Excerpts from an interface dataset »
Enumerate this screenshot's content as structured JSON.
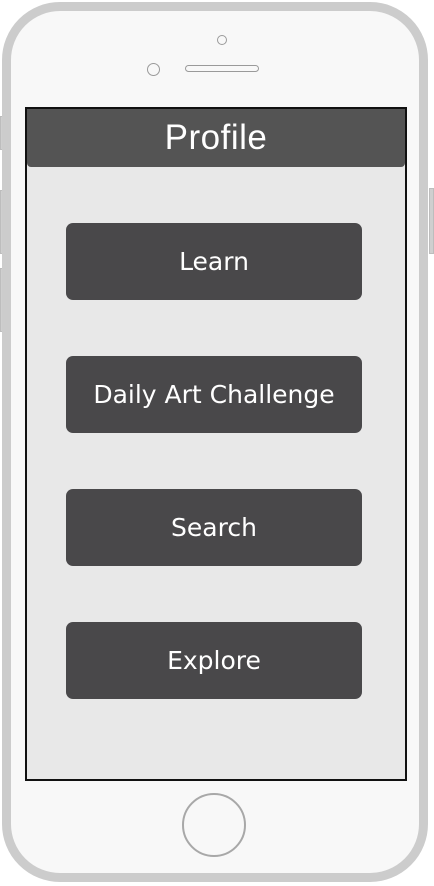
{
  "header": {
    "title": "Profile"
  },
  "menu": {
    "items": [
      {
        "label": "Learn"
      },
      {
        "label": "Daily Art Challenge"
      },
      {
        "label": "Search"
      },
      {
        "label": "Explore"
      }
    ]
  },
  "colors": {
    "header_bg": "#545454",
    "button_bg": "#49484a",
    "screen_bg": "#e8e8e8",
    "phone_frame": "#cccccc"
  },
  "icons": {
    "home": "home-button-icon",
    "camera": "camera-icon",
    "speaker": "speaker-icon",
    "sensor": "sensor-icon"
  }
}
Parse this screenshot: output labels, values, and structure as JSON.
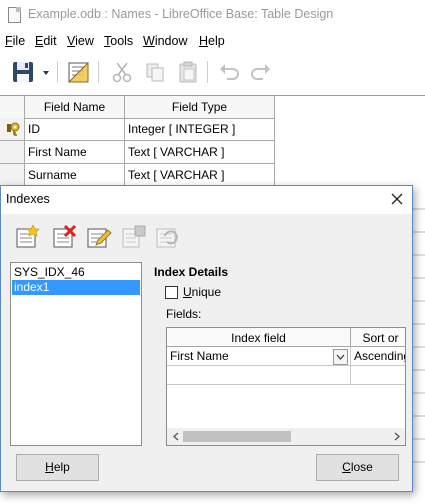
{
  "window": {
    "title": "Example.odb : Names - LibreOffice Base: Table Design"
  },
  "menu": [
    {
      "label": "File",
      "accel": "F",
      "rest": "ile"
    },
    {
      "label": "Edit",
      "accel": "E",
      "rest": "dit"
    },
    {
      "label": "View",
      "accel": "V",
      "rest": "iew"
    },
    {
      "label": "Tools",
      "accel": "T",
      "rest": "ools"
    },
    {
      "label": "Window",
      "accel": "W",
      "rest": "indow"
    },
    {
      "label": "Help",
      "accel": "H",
      "rest": "elp"
    }
  ],
  "toolbar": {
    "icons": [
      "save-icon",
      "dropdown-arrow-icon",
      "index-design-icon",
      "cut-icon",
      "copy-icon",
      "paste-icon",
      "undo-icon",
      "redo-icon"
    ]
  },
  "table_design": {
    "columns": [
      "Field Name",
      "Field Type"
    ],
    "rows": [
      {
        "name": "ID",
        "type": "Integer [ INTEGER ]",
        "primary_key": true
      },
      {
        "name": "First Name",
        "type": "Text [ VARCHAR ]",
        "primary_key": false
      },
      {
        "name": "Surname",
        "type": "Text [ VARCHAR ]",
        "primary_key": false
      }
    ]
  },
  "indexes_dialog": {
    "title": "Indexes",
    "tool_icons": [
      "new-index-icon",
      "delete-index-icon",
      "rename-index-icon",
      "save-index-icon",
      "reset-index-icon"
    ],
    "index_list": [
      "SYS_IDX_46",
      "index1"
    ],
    "selected_index": "index1",
    "details_title": "Index Details",
    "unique_label": {
      "accel": "U",
      "rest": "nique"
    },
    "unique_checked": false,
    "fields_label": "Fields:",
    "fields_columns": [
      "Index field",
      "Sort or"
    ],
    "fields_rows": [
      {
        "field": "First Name",
        "sort": "Ascending"
      },
      {
        "field": "",
        "sort": ""
      }
    ],
    "help_button": {
      "accel": "H",
      "rest": "elp"
    },
    "close_button": {
      "accel": "C",
      "rest": "lose"
    }
  }
}
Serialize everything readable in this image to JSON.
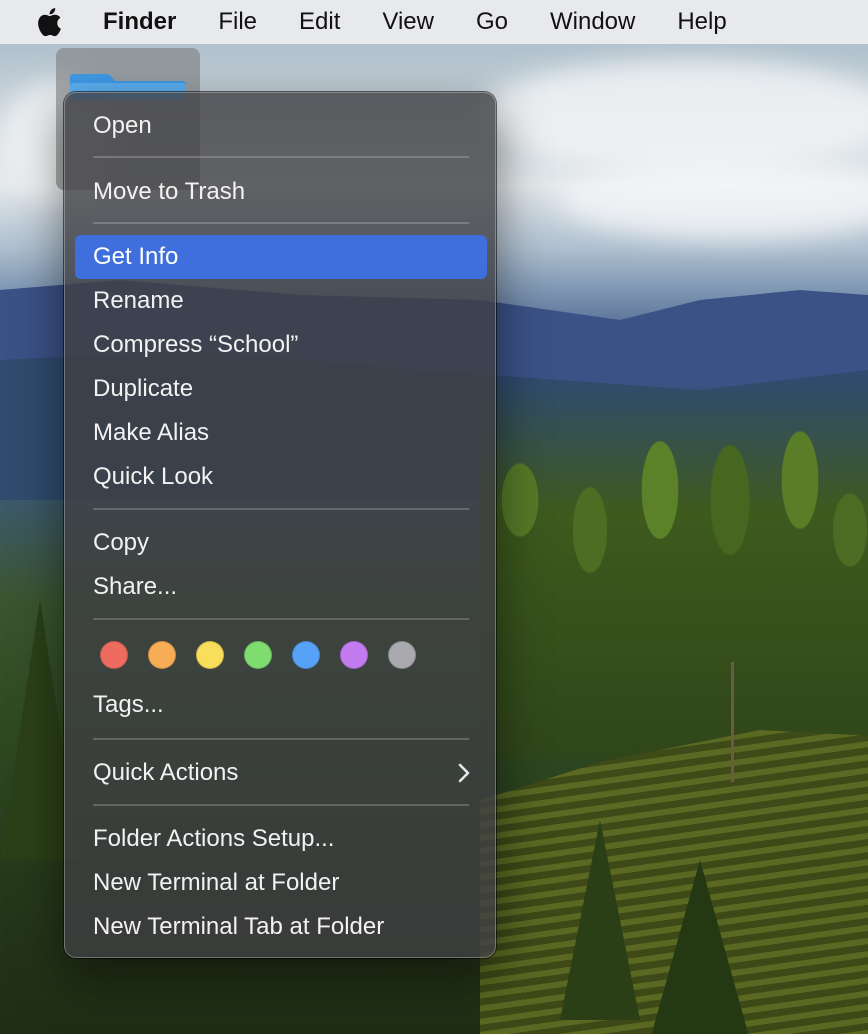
{
  "menubar": {
    "app_name": "Finder",
    "items": [
      "File",
      "Edit",
      "View",
      "Go",
      "Window",
      "Help"
    ]
  },
  "desktop": {
    "selected_folder_icon": "folder-icon"
  },
  "context_menu": {
    "items": {
      "open": "Open",
      "move_to_trash": "Move to Trash",
      "get_info": "Get Info",
      "rename": "Rename",
      "compress": "Compress “School”",
      "duplicate": "Duplicate",
      "make_alias": "Make Alias",
      "quick_look": "Quick Look",
      "copy": "Copy",
      "share": "Share...",
      "tags": "Tags...",
      "quick_actions": "Quick Actions",
      "folder_actions_setup": "Folder Actions Setup...",
      "new_terminal_at_folder": "New Terminal at Folder",
      "new_terminal_tab_at_folder": "New Terminal Tab at Folder"
    },
    "selected_item": "Get Info",
    "tag_colors": [
      {
        "name": "red",
        "hex": "#ee6b60"
      },
      {
        "name": "orange",
        "hex": "#f6ad55"
      },
      {
        "name": "yellow",
        "hex": "#f8de5a"
      },
      {
        "name": "green",
        "hex": "#7fdc6e"
      },
      {
        "name": "blue",
        "hex": "#57a2f6"
      },
      {
        "name": "purple",
        "hex": "#c27cf0"
      },
      {
        "name": "gray",
        "hex": "#a9a9ae"
      }
    ],
    "highlight_color": "#3e6fdc"
  }
}
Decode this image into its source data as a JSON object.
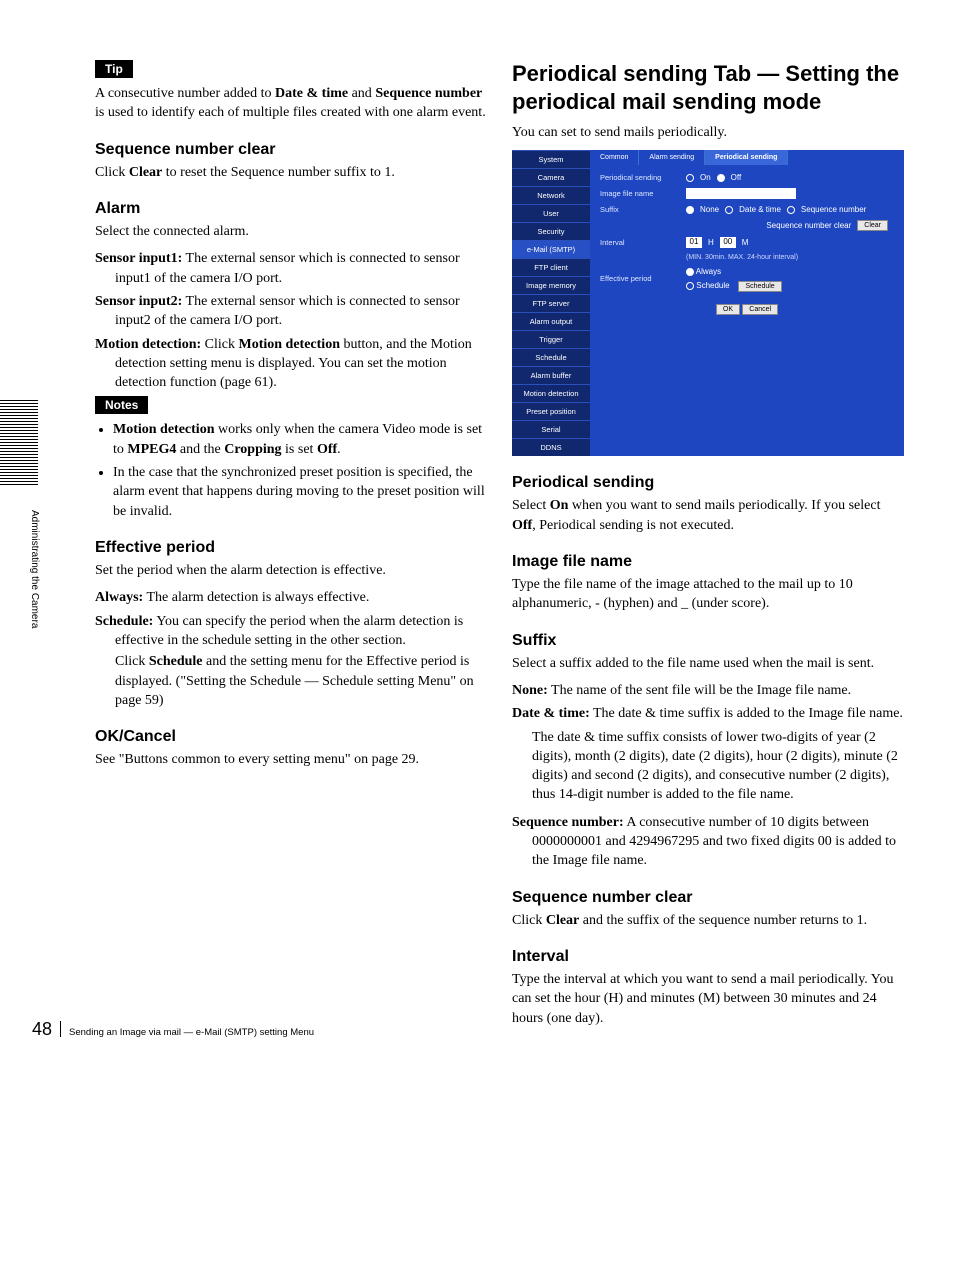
{
  "sidebar_text": "Administrating the Camera",
  "left": {
    "tip_label": "Tip",
    "tip_p1_a": "A consecutive number added to ",
    "tip_p1_b": "Date & time",
    "tip_p1_c": " and ",
    "tip_p1_d": "Sequence number",
    "tip_p1_e": " is used to identify each of multiple files created with one alarm event.",
    "seqclear_h": "Sequence number clear",
    "seqclear_a": "Click ",
    "seqclear_b": "Clear",
    "seqclear_c": " to reset the Sequence number suffix to 1.",
    "alarm_h": "Alarm",
    "alarm_intro": "Select the connected alarm.",
    "s1_b": "Sensor input1:",
    "s1_t": " The external sensor which is connected to sensor input1 of the camera I/O port.",
    "s2_b": "Sensor input2:",
    "s2_t": " The external sensor which is connected to sensor input2 of the camera I/O port.",
    "md_b": "Motion detection:",
    "md_t1": " Click ",
    "md_t2": "Motion detection",
    "md_t3": " button, and the Motion detection setting menu is displayed. You can set the motion detection function (page 61).",
    "notes_label": "Notes",
    "note1_a": "Motion detection",
    "note1_b": " works only when the camera Video mode is set to ",
    "note1_c": "MPEG4",
    "note1_d": " and the ",
    "note1_e": "Cropping",
    "note1_f": " is set ",
    "note1_g": "Off",
    "note1_h": ".",
    "note2": "In the case that the synchronized preset position is specified, the alarm event that happens during moving to the preset position will be invalid.",
    "eff_h": "Effective period",
    "eff_intro": "Set the period when the alarm detection is effective.",
    "eff_al_b": "Always:",
    "eff_al_t": " The alarm detection is always effective.",
    "eff_sc_b": "Schedule:",
    "eff_sc_t": " You can specify the period when the alarm detection is effective in the schedule setting in the other section.",
    "eff_sc2a": "Click ",
    "eff_sc2b": "Schedule",
    "eff_sc2c": " and the setting menu for the Effective period is displayed. (\"Setting the Schedule — Schedule setting Menu\" on page 59)",
    "okc_h": "OK/Cancel",
    "okc_t": "See \"Buttons common to every setting menu\" on page 29."
  },
  "right": {
    "title": "Periodical sending Tab — Setting the periodical mail sending mode",
    "intro": "You can set to send mails periodically.",
    "ps_h": "Periodical sending",
    "ps_a": "Select ",
    "ps_b": "On",
    "ps_c": " when you want to send mails periodically. If you select ",
    "ps_d": "Off",
    "ps_e": ", Periodical sending is not executed.",
    "ifn_h": "Image file name",
    "ifn_t": "Type the file name of the image attached to the mail up to 10 alphanumeric, - (hyphen) and _ (under score).",
    "sfx_h": "Suffix",
    "sfx_intro": "Select a suffix added to the file name used when the mail is sent.",
    "sfx_none_b": "None:",
    "sfx_none_t": " The name of the sent file will be the Image file name.",
    "sfx_dt_b": "Date & time:",
    "sfx_dt_t": " The date & time suffix is added to the Image file name.",
    "sfx_dt_p2": "The date & time suffix consists of lower two-digits of year (2 digits), month (2 digits), date (2 digits), hour (2 digits), minute (2 digits) and second (2 digits), and consecutive number (2 digits), thus 14-digit number is added to the file name.",
    "sfx_sn_b": "Sequence number:",
    "sfx_sn_t": " A consecutive number of 10 digits between 0000000001 and 4294967295 and two fixed digits 00 is added to the Image file name.",
    "snc_h": "Sequence number clear",
    "snc_a": "Click ",
    "snc_b": "Clear",
    "snc_c": " and the suffix of the sequence number returns to 1.",
    "int_h": "Interval",
    "int_t": "Type the interval at which you want to send a mail periodically. You can set the hour (H) and minutes (M) between 30 minutes and 24 hours (one day)."
  },
  "shot": {
    "nav": [
      "System",
      "Camera",
      "Network",
      "User",
      "Security",
      "e-Mail (SMTP)",
      "FTP client",
      "Image memory",
      "FTP server",
      "Alarm output",
      "Trigger",
      "Schedule",
      "Alarm buffer",
      "Motion detection",
      "Preset position",
      "Serial",
      "DDNS"
    ],
    "nav_selected": "e-Mail (SMTP)",
    "tabs": [
      "Common",
      "Alarm sending",
      "Periodical sending"
    ],
    "tab_active": "Periodical sending",
    "row_ps": "Periodical sending",
    "opt_on": "On",
    "opt_off": "Off",
    "row_ifn": "Image file name",
    "row_sfx": "Suffix",
    "sfx_opts": [
      "None",
      "Date & time",
      "Sequence number"
    ],
    "seq_clear_label": "Sequence number clear",
    "clear_btn": "Clear",
    "row_int": "Interval",
    "val_h": "01",
    "h_lbl": "H",
    "val_m": "00",
    "m_lbl": "M",
    "interval_hint": "(MIN. 30min. MAX. 24-hour interval)",
    "row_eff": "Effective period",
    "eff_always": "Always",
    "eff_schedule": "Schedule",
    "schedule_btn": "Schedule",
    "ok_btn": "OK",
    "cancel_btn": "Cancel"
  },
  "footer": {
    "page": "48",
    "text": "Sending an Image via mail — e-Mail (SMTP) setting Menu"
  }
}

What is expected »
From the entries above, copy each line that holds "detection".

Task answer »
    "md_b": "Motion detection:",
    "md_t2": "Motion detection",
    "md_t3": " button, and the Motion detection setting menu is displayed. You can set the motion detection function (page 61).",
    "note1_a": "Motion detection",
    "eff_intro": "Set the period when the alarm detection is effective.",
    "eff_al_t": " The alarm detection is always effective.",
    "eff_sc_t": " You can specify the period when the alarm detection is effective in the schedule setting in the other section.",
      "Motion detection",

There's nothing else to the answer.